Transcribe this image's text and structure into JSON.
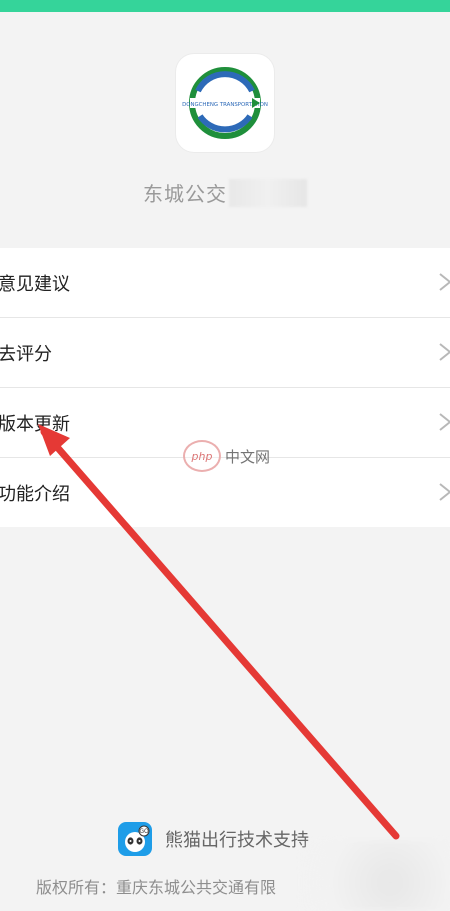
{
  "app": {
    "name_visible": "东城公交",
    "logo_text": "DONGCHENG TRANSPORTATION"
  },
  "menu": {
    "items": [
      {
        "label": "意见建议"
      },
      {
        "label": "去评分"
      },
      {
        "label": "版本更新"
      },
      {
        "label": "功能介绍"
      }
    ]
  },
  "watermark": {
    "left": "php",
    "right": "中文网"
  },
  "footer": {
    "support_label": "熊猫出行技术支持",
    "copyright": "版权所有：重庆东城公共交通有限"
  },
  "colors": {
    "top_bar": "#35d49a",
    "arrow": "#e53935",
    "panda_icon_bg": "#1e9de8"
  },
  "icons": {
    "chevron": "chevron-right-icon",
    "panda": "panda-icon"
  }
}
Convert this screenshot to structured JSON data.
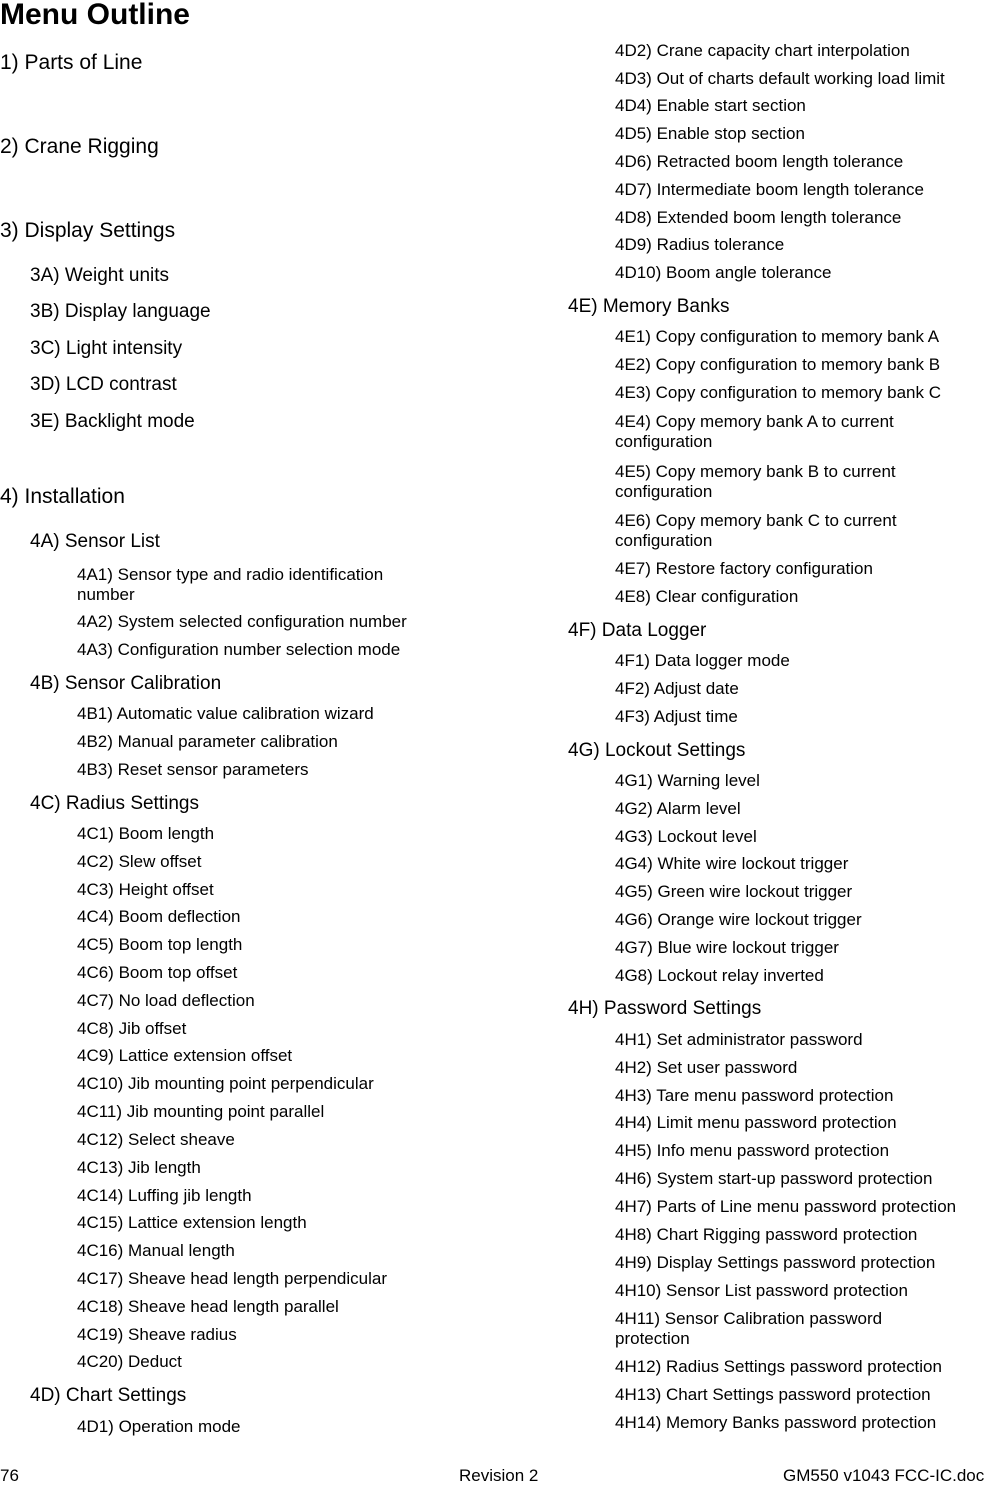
{
  "document": {
    "title": "Menu Outline",
    "left_column": [
      {
        "level": 1,
        "text": "1) Parts of Line"
      },
      {
        "level": 1,
        "text": "2) Crane Rigging"
      },
      {
        "level": 1,
        "text": "3) Display Settings"
      },
      {
        "level": 2,
        "text": "3A) Weight units"
      },
      {
        "level": 2,
        "text": "3B) Display language"
      },
      {
        "level": 2,
        "text": "3C) Light intensity"
      },
      {
        "level": 2,
        "text": "3D) LCD contrast"
      },
      {
        "level": 2,
        "text": "3E) Backlight mode"
      },
      {
        "level": 1,
        "text": "4) Installation"
      },
      {
        "level": 2,
        "text": "4A) Sensor List"
      },
      {
        "level": 3,
        "text": "4A1) Sensor type and radio identification number"
      },
      {
        "level": 3,
        "text": "4A2) System selected configuration number"
      },
      {
        "level": 3,
        "text": "4A3) Configuration number selection mode"
      },
      {
        "level": 2,
        "text": "4B) Sensor Calibration"
      },
      {
        "level": 3,
        "text": "4B1) Automatic value calibration wizard"
      },
      {
        "level": 3,
        "text": "4B2) Manual parameter calibration"
      },
      {
        "level": 3,
        "text": "4B3) Reset sensor parameters"
      },
      {
        "level": 2,
        "text": "4C) Radius Settings"
      },
      {
        "level": 3,
        "text": "4C1) Boom length"
      },
      {
        "level": 3,
        "text": "4C2) Slew offset"
      },
      {
        "level": 3,
        "text": "4C3) Height offset"
      },
      {
        "level": 3,
        "text": "4C4) Boom deflection"
      },
      {
        "level": 3,
        "text": "4C5) Boom top length"
      },
      {
        "level": 3,
        "text": "4C6) Boom top offset"
      },
      {
        "level": 3,
        "text": "4C7) No load deflection"
      },
      {
        "level": 3,
        "text": "4C8) Jib offset"
      },
      {
        "level": 3,
        "text": "4C9) Lattice extension offset"
      },
      {
        "level": 3,
        "text": "4C10) Jib mounting point perpendicular"
      },
      {
        "level": 3,
        "text": "4C11) Jib mounting point parallel"
      },
      {
        "level": 3,
        "text": "4C12) Select sheave"
      },
      {
        "level": 3,
        "text": "4C13) Jib length"
      },
      {
        "level": 3,
        "text": "4C14) Luffing jib length"
      },
      {
        "level": 3,
        "text": "4C15) Lattice extension length"
      },
      {
        "level": 3,
        "text": "4C16) Manual length"
      },
      {
        "level": 3,
        "text": "4C17) Sheave head length perpendicular"
      },
      {
        "level": 3,
        "text": "4C18) Sheave head length parallel"
      },
      {
        "level": 3,
        "text": "4C19) Sheave radius"
      },
      {
        "level": 3,
        "text": "4C20) Deduct"
      },
      {
        "level": 2,
        "text": "4D) Chart Settings"
      },
      {
        "level": 3,
        "text": "4D1) Operation mode"
      }
    ],
    "right_column": [
      {
        "level": 3,
        "text": "4D2) Crane capacity chart interpolation"
      },
      {
        "level": 3,
        "text": "4D3) Out of charts default working load limit"
      },
      {
        "level": 3,
        "text": "4D4) Enable start section"
      },
      {
        "level": 3,
        "text": "4D5) Enable stop section"
      },
      {
        "level": 3,
        "text": "4D6) Retracted boom length tolerance"
      },
      {
        "level": 3,
        "text": "4D7) Intermediate boom length tolerance"
      },
      {
        "level": 3,
        "text": "4D8) Extended boom length tolerance"
      },
      {
        "level": 3,
        "text": "4D9) Radius tolerance"
      },
      {
        "level": 3,
        "text": "4D10) Boom angle tolerance"
      },
      {
        "level": 2,
        "text": "4E) Memory Banks"
      },
      {
        "level": 3,
        "text": "4E1) Copy configuration to memory bank A"
      },
      {
        "level": 3,
        "text": "4E2) Copy configuration to memory bank B"
      },
      {
        "level": 3,
        "text": "4E3) Copy configuration to memory bank C"
      },
      {
        "level": 3,
        "text": "4E4) Copy memory bank A to current configuration"
      },
      {
        "level": 3,
        "text": "4E5) Copy memory bank B to current configuration"
      },
      {
        "level": 3,
        "text": "4E6) Copy memory bank C to current configuration"
      },
      {
        "level": 3,
        "text": "4E7) Restore factory configuration"
      },
      {
        "level": 3,
        "text": "4E8) Clear configuration"
      },
      {
        "level": 2,
        "text": "4F) Data Logger"
      },
      {
        "level": 3,
        "text": "4F1) Data logger mode"
      },
      {
        "level": 3,
        "text": "4F2) Adjust date"
      },
      {
        "level": 3,
        "text": "4F3) Adjust time"
      },
      {
        "level": 2,
        "text": "4G) Lockout Settings"
      },
      {
        "level": 3,
        "text": "4G1) Warning level"
      },
      {
        "level": 3,
        "text": "4G2) Alarm level"
      },
      {
        "level": 3,
        "text": "4G3) Lockout level"
      },
      {
        "level": 3,
        "text": "4G4) White wire lockout trigger"
      },
      {
        "level": 3,
        "text": "4G5) Green wire lockout trigger"
      },
      {
        "level": 3,
        "text": "4G6) Orange wire lockout trigger"
      },
      {
        "level": 3,
        "text": "4G7) Blue wire lockout trigger"
      },
      {
        "level": 3,
        "text": "4G8) Lockout relay inverted"
      },
      {
        "level": 2,
        "text": "4H) Password Settings"
      },
      {
        "level": 3,
        "text": "4H1) Set administrator password"
      },
      {
        "level": 3,
        "text": "4H2) Set user password"
      },
      {
        "level": 3,
        "text": "4H3) Tare menu password protection"
      },
      {
        "level": 3,
        "text": "4H4) Limit menu password protection"
      },
      {
        "level": 3,
        "text": "4H5) Info menu password protection"
      },
      {
        "level": 3,
        "text": "4H6) System start-up password protection"
      },
      {
        "level": 3,
        "text": "4H7) Parts of Line menu password protection"
      },
      {
        "level": 3,
        "text": "4H8) Chart Rigging password protection"
      },
      {
        "level": 3,
        "text": "4H9) Display Settings password protection"
      },
      {
        "level": 3,
        "text": "4H10) Sensor List password protection"
      },
      {
        "level": 3,
        "text": "4H11) Sensor Calibration password protection"
      },
      {
        "level": 3,
        "text": "4H12) Radius Settings password protection"
      },
      {
        "level": 3,
        "text": "4H13) Chart Settings password protection"
      },
      {
        "level": 3,
        "text": "4H14) Memory Banks password protection"
      }
    ]
  },
  "footer": {
    "page_number": "76",
    "revision": "Revision 2",
    "filename": "GM550 v1043 FCC-IC.doc"
  }
}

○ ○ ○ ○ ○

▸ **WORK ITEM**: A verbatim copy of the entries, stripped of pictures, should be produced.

▸ **ANSWER FOR THIS EXERCISE**:
Transcribe this image's text and structure into JSON.
{
  "app": {
    "name_visible": "东城公交",
    "logo_text": "DONGCHENG TRANSPORTATION"
  },
  "menu": {
    "items": [
      {
        "label": "意见建议"
      },
      {
        "label": "去评分"
      },
      {
        "label": "版本更新"
      },
      {
        "label": "功能介绍"
      }
    ]
  },
  "watermark": {
    "left": "php",
    "right": "中文网"
  },
  "footer": {
    "support_label": "熊猫出行技术支持",
    "copyright": "版权所有：重庆东城公共交通有限"
  },
  "colors": {
    "top_bar": "#35d49a",
    "arrow": "#e53935",
    "panda_icon_bg": "#1e9de8"
  },
  "icons": {
    "chevron": "chevron-right-icon",
    "panda": "panda-icon"
  }
}
Convert this screenshot to structured JSON data.
{
  "document": {
    "title": "Menu Outline",
    "left_column": [
      {
        "level": 1,
        "text": "1) Parts of Line"
      },
      {
        "level": 1,
        "text": "2) Crane Rigging"
      },
      {
        "level": 1,
        "text": "3) Display Settings"
      },
      {
        "level": 2,
        "text": "3A) Weight units"
      },
      {
        "level": 2,
        "text": "3B) Display language"
      },
      {
        "level": 2,
        "text": "3C) Light intensity"
      },
      {
        "level": 2,
        "text": "3D) LCD contrast"
      },
      {
        "level": 2,
        "text": "3E) Backlight mode"
      },
      {
        "level": 1,
        "text": "4) Installation"
      },
      {
        "level": 2,
        "text": "4A) Sensor List"
      },
      {
        "level": 3,
        "text": "4A1) Sensor type and radio identification number"
      },
      {
        "level": 3,
        "text": "4A2) System selected configuration number"
      },
      {
        "level": 3,
        "text": "4A3) Configuration number selection mode"
      },
      {
        "level": 2,
        "text": "4B) Sensor Calibration"
      },
      {
        "level": 3,
        "text": "4B1) Automatic value calibration wizard"
      },
      {
        "level": 3,
        "text": "4B2) Manual parameter calibration"
      },
      {
        "level": 3,
        "text": "4B3) Reset sensor parameters"
      },
      {
        "level": 2,
        "text": "4C) Radius Settings"
      },
      {
        "level": 3,
        "text": "4C1) Boom length"
      },
      {
        "level": 3,
        "text": "4C2) Slew offset"
      },
      {
        "level": 3,
        "text": "4C3) Height offset"
      },
      {
        "level": 3,
        "text": "4C4) Boom deflection"
      },
      {
        "level": 3,
        "text": "4C5) Boom top length"
      },
      {
        "level": 3,
        "text": "4C6) Boom top offset"
      },
      {
        "level": 3,
        "text": "4C7) No load deflection"
      },
      {
        "level": 3,
        "text": "4C8) Jib offset"
      },
      {
        "level": 3,
        "text": "4C9) Lattice extension offset"
      },
      {
        "level": 3,
        "text": "4C10) Jib mounting point perpendicular"
      },
      {
        "level": 3,
        "text": "4C11) Jib mounting point parallel"
      },
      {
        "level": 3,
        "text": "4C12) Select sheave"
      },
      {
        "level": 3,
        "text": "4C13) Jib length"
      },
      {
        "level": 3,
        "text": "4C14) Luffing jib length"
      },
      {
        "level": 3,
        "text": "4C15) Lattice extension length"
      },
      {
        "level": 3,
        "text": "4C16) Manual length"
      },
      {
        "level": 3,
        "text": "4C17) Sheave head length perpendicular"
      },
      {
        "level": 3,
        "text": "4C18) Sheave head length parallel"
      },
      {
        "level": 3,
        "text": "4C19) Sheave radius"
      },
      {
        "level": 3,
        "text": "4C20) Deduct"
      },
      {
        "level": 2,
        "text": "4D) Chart Settings"
      },
      {
        "level": 3,
        "text": "4D1) Operation mode"
      }
    ],
    "right_column": [
      {
        "level": 3,
        "text": "4D2) Crane capacity chart interpolation"
      },
      {
        "level": 3,
        "text": "4D3) Out of charts default working load limit"
      },
      {
        "level": 3,
        "text": "4D4) Enable start section"
      },
      {
        "level": 3,
        "text": "4D5) Enable stop section"
      },
      {
        "level": 3,
        "text": "4D6) Retracted boom length tolerance"
      },
      {
        "level": 3,
        "text": "4D7) Intermediate boom length tolerance"
      },
      {
        "level": 3,
        "text": "4D8) Extended boom length tolerance"
      },
      {
        "level": 3,
        "text": "4D9) Radius tolerance"
      },
      {
        "level": 3,
        "text": "4D10) Boom angle tolerance"
      },
      {
        "level": 2,
        "text": "4E) Memory Banks"
      },
      {
        "level": 3,
        "text": "4E1) Copy configuration to memory bank A"
      },
      {
        "level": 3,
        "text": "4E2) Copy configuration to memory bank B"
      },
      {
        "level": 3,
        "text": "4E3) Copy configuration to memory bank C"
      },
      {
        "level": 3,
        "text": "4E4) Copy memory bank A to current configuration"
      },
      {
        "level": 3,
        "text": "4E5) Copy memory bank B to current configuration"
      },
      {
        "level": 3,
        "text": "4E6) Copy memory bank C to current configuration"
      },
      {
        "level": 3,
        "text": "4E7) Restore factory configuration"
      },
      {
        "level": 3,
        "text": "4E8) Clear configuration"
      },
      {
        "level": 2,
        "text": "4F) Data Logger"
      },
      {
        "level": 3,
        "text": "4F1) Data logger mode"
      },
      {
        "level": 3,
        "text": "4F2) Adjust date"
      },
      {
        "level": 3,
        "text": "4F3) Adjust time"
      },
      {
        "level": 2,
        "text": "4G) Lockout Settings"
      },
      {
        "level": 3,
        "text": "4G1) Warning level"
      },
      {
        "level": 3,
        "text": "4G2) Alarm level"
      },
      {
        "level": 3,
        "text": "4G3) Lockout level"
      },
      {
        "level": 3,
        "text": "4G4) White wire lockout trigger"
      },
      {
        "level": 3,
        "text": "4G5) Green wire lockout trigger"
      },
      {
        "level": 3,
        "text": "4G6) Orange wire lockout trigger"
      },
      {
        "level": 3,
        "text": "4G7) Blue wire lockout trigger"
      },
      {
        "level": 3,
        "text": "4G8) Lockout relay inverted"
      },
      {
        "level": 2,
        "text": "4H) Password Settings"
      },
      {
        "level": 3,
        "text": "4H1) Set administrator password"
      },
      {
        "level": 3,
        "text": "4H2) Set user password"
      },
      {
        "level": 3,
        "text": "4H3) Tare menu password protection"
      },
      {
        "level": 3,
        "text": "4H4) Limit menu password protection"
      },
      {
        "level": 3,
        "text": "4H5) Info menu password protection"
      },
      {
        "level": 3,
        "text": "4H6) System start-up password protection"
      },
      {
        "level": 3,
        "text": "4H7) Parts of Line menu password protection"
      },
      {
        "level": 3,
        "text": "4H8) Chart Rigging password protection"
      },
      {
        "level": 3,
        "text": "4H9) Display Settings password protection"
      },
      {
        "level": 3,
        "text": "4H10) Sensor List password protection"
      },
      {
        "level": 3,
        "text": "4H11) Sensor Calibration password protection"
      },
      {
        "level": 3,
        "text": "4H12) Radius Settings password protection"
      },
      {
        "level": 3,
        "text": "4H13) Chart Settings password protection"
      },
      {
        "level": 3,
        "text": "4H14) Memory Banks password protection"
      }
    ]
  },
  "footer": {
    "page_number": "76",
    "revision": "Revision 2",
    "filename": "GM550 v1043 FCC-IC.doc"
  }
}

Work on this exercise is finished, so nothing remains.